Lis Sanchez


Lis Sanchez has poetry in Plume, The Puritan, Prairie Schooner, Cincinnati Review, Harvard Review Online, The Bark, Copper Nickel, and elsewhere. She is the recipient of a North Carolina Arts Council Writer’s Fellowship; Prairie Schooner’s Virginia Faulkner Award for Excellence in Writing; Nimrod’s Editors’ Choice Award; The Greensboro Review Award for Fiction, and others.


My Solitude Is Not as It Once Was

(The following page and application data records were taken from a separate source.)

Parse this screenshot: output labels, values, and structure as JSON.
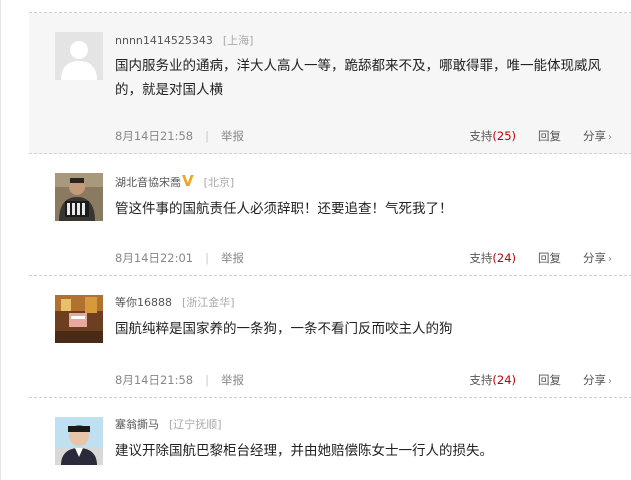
{
  "comments": [
    {
      "username": "nnnn1414525343",
      "location": "[上海]",
      "text": "国内服务业的通病，洋大人高人一等，跪舔都来不及，哪敢得罪，唯一能体现威风的，就是对国人横",
      "time": "8月14日21:58",
      "report": "举报",
      "support_label": "支持",
      "support_count": "(25)",
      "reply": "回复",
      "share": "分享",
      "avatar": "default-avatar"
    },
    {
      "username": "湖北音協宋喬",
      "verified": "V",
      "location": "[北京]",
      "text": "管这件事的国航责任人必须辞职！还要追查！气死我了！",
      "time": "8月14日22:01",
      "report": "举报",
      "support_label": "支持",
      "support_count": "(24)",
      "reply": "回复",
      "share": "分享",
      "avatar": "accordion-player-photo"
    },
    {
      "username": "等你16888",
      "location": "[浙江金华]",
      "text": "国航纯粹是国家养的一条狗，一条不看门反而咬主人的狗",
      "time": "8月14日21:58",
      "report": "举报",
      "support_label": "支持",
      "support_count": "(24)",
      "reply": "回复",
      "share": "分享",
      "avatar": "interior-photo"
    },
    {
      "username": "塞翁撕马",
      "location": "[辽宁抚顺]",
      "text": "建议开除国航巴黎柜台经理，并由她赔偿陈女士一行人的损失。",
      "avatar": "portrait-photo"
    }
  ],
  "colors": {
    "support_count": "#c00000",
    "verified_badge": "#f2a51e",
    "highlight_bg": "#f6f6f6"
  },
  "icons": {
    "share_chevron": "›"
  }
}
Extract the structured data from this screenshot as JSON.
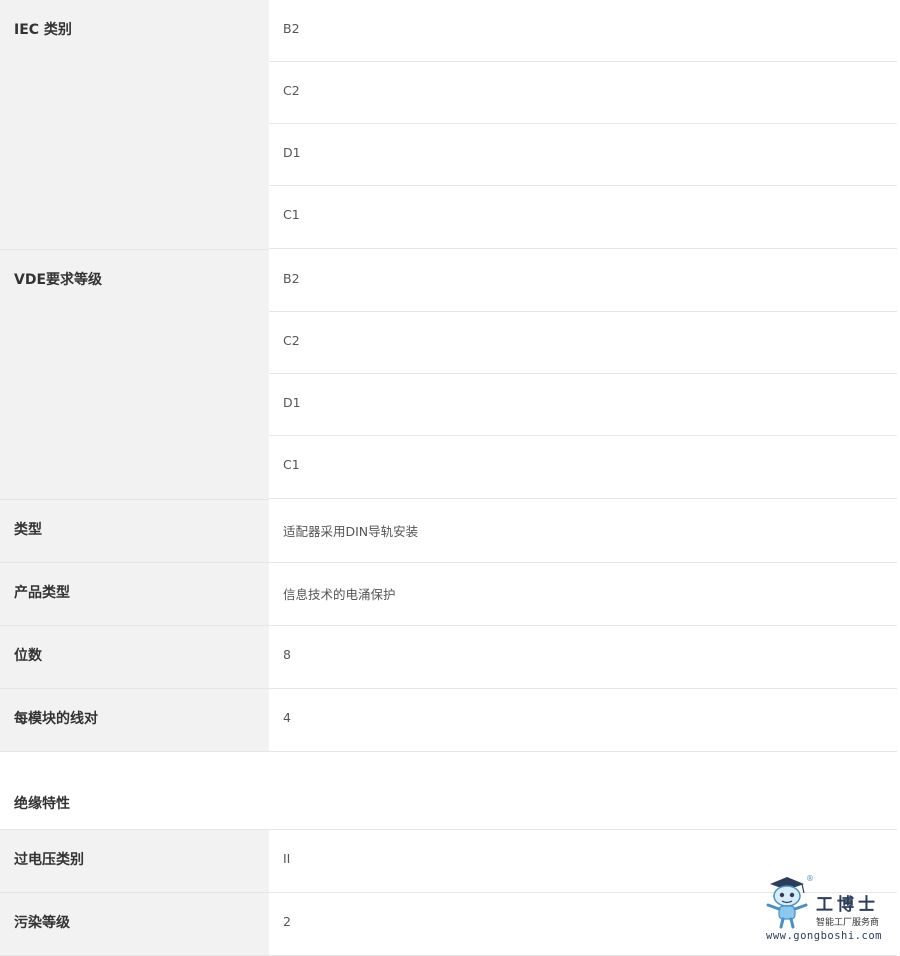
{
  "rows": [
    {
      "label": "IEC 类别",
      "values": [
        "B2",
        "C2",
        "D1",
        "C1"
      ]
    },
    {
      "label": "VDE要求等级",
      "values": [
        "B2",
        "C2",
        "D1",
        "C1"
      ]
    },
    {
      "label": "类型",
      "values": [
        "适配器采用DIN导轨安装"
      ]
    },
    {
      "label": "产品类型",
      "values": [
        "信息技术的电涌保护"
      ]
    },
    {
      "label": "位数",
      "values": [
        "8"
      ]
    },
    {
      "label": "每模块的线对",
      "values": [
        "4"
      ]
    }
  ],
  "section": {
    "title": "绝缘特性"
  },
  "rows2": [
    {
      "label": "过电压类别",
      "values": [
        "II"
      ]
    },
    {
      "label": "污染等级",
      "values": [
        "2"
      ]
    }
  ],
  "watermark": {
    "brand": "工博士",
    "registered": "®",
    "slogan": "智能工厂服务商",
    "url": "www.gongboshi.com",
    "mascot_icon": "robot-mascot-icon",
    "brand_color": "#2a3d5c",
    "accent_color": "#4a90c8"
  }
}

Auntie Leota rejoices in her Independent Living flat. Here, she says, you’ve got a koi pond beneath the bridge and American Beauties just at the brink of the parking lot and you’ve got a greensward outside the compound. And winning at billiards can’t get any simpler. And it’s never too late to try yukking it up in a foreign language with your friend who comes faithfully on Tuesdays to shampoo you. Plus, keeping a routine untroubles your mind. You’re free to forget to change out of your gray sweats or to leave your choppers in the glass. And visiting so many captivating specialists kills time. When night falls you tidy up, you twist tight the trash bag and crush it under foot until it’s smaller than an old boot, then you store it in the mini fridge, pausing in the light of the half-open door, the way you might wait under a rented tiki torch watching the last guest get out of the pool after a party that felt like a drowning at the end, or just before.